• _ABOUT THIS EXERCISE_
Look through the entries for the string "Edit" and copy every line where it shows up.

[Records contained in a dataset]
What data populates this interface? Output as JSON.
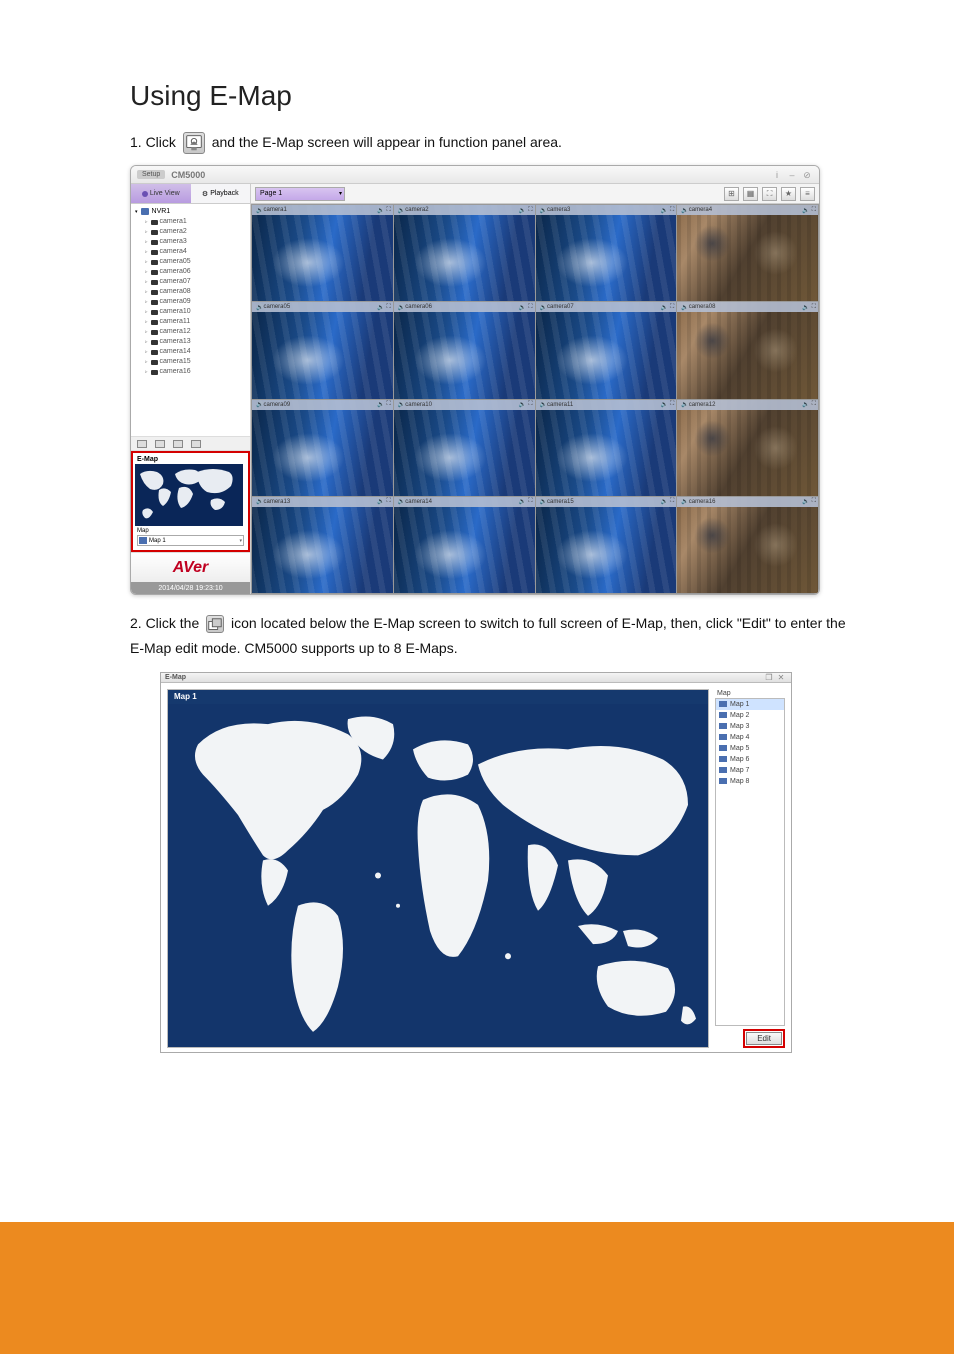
{
  "heading": "Using E-Map",
  "step1_prefix": "1. Click",
  "step1_suffix": "and the E-Map screen will appear in function panel area.",
  "app": {
    "setup": "Setup",
    "title": "CM5000",
    "tabs": {
      "live": "Live View",
      "playback": "Playback"
    },
    "page_select": "Page 1",
    "toolbar_icons": [
      "grid-layout",
      "layout-small",
      "fullscreen",
      "favorite",
      "settings"
    ],
    "nvr_name": "NVR1",
    "cameras": [
      "camera1",
      "camera2",
      "camera3",
      "camera4",
      "camera05",
      "camera06",
      "camera07",
      "camera08",
      "camera09",
      "camera10",
      "camera11",
      "camera12",
      "camera13",
      "camera14",
      "camera15",
      "camera16"
    ],
    "emap_panel": {
      "title": "E-Map",
      "label": "Map",
      "selected": "Map 1"
    },
    "logo": "AVer",
    "timestamp": "2014/04/28 19:23:10",
    "grid_cells": [
      {
        "label": "camera1",
        "style": "control"
      },
      {
        "label": "camera2",
        "style": "control"
      },
      {
        "label": "camera3",
        "style": "control"
      },
      {
        "label": "camera4",
        "style": "store"
      },
      {
        "label": "camera05",
        "style": "control"
      },
      {
        "label": "camera06",
        "style": "control"
      },
      {
        "label": "camera07",
        "style": "control"
      },
      {
        "label": "camera08",
        "style": "store"
      },
      {
        "label": "camera09",
        "style": "control"
      },
      {
        "label": "camera10",
        "style": "control"
      },
      {
        "label": "camera11",
        "style": "control"
      },
      {
        "label": "camera12",
        "style": "store"
      },
      {
        "label": "camera13",
        "style": "control"
      },
      {
        "label": "camera14",
        "style": "control"
      },
      {
        "label": "camera15",
        "style": "control"
      },
      {
        "label": "camera16",
        "style": "store"
      }
    ]
  },
  "step2_prefix": "2. Click the",
  "step2_suffix": " icon located below the E-Map screen to switch to full screen of E-Map, then, click \"Edit\" to enter the E-Map edit mode. CM5000 supports up to 8 E-Maps.",
  "shot2": {
    "window_title": "E-Map",
    "map_title": "Map 1",
    "side_title": "Map",
    "maps": [
      "Map 1",
      "Map 2",
      "Map 3",
      "Map 4",
      "Map 5",
      "Map 6",
      "Map 7",
      "Map 8"
    ],
    "edit_label": "Edit"
  }
}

• _ANSWER TO THIS EXERCISE_
  "step2_suffix": " icon located below the E-Map screen to switch to full screen of E-Map, then, click \"Edit\" to enter the E-Map edit mode. CM5000 supports up to 8 E-Maps.",
    "edit_label": "Edit"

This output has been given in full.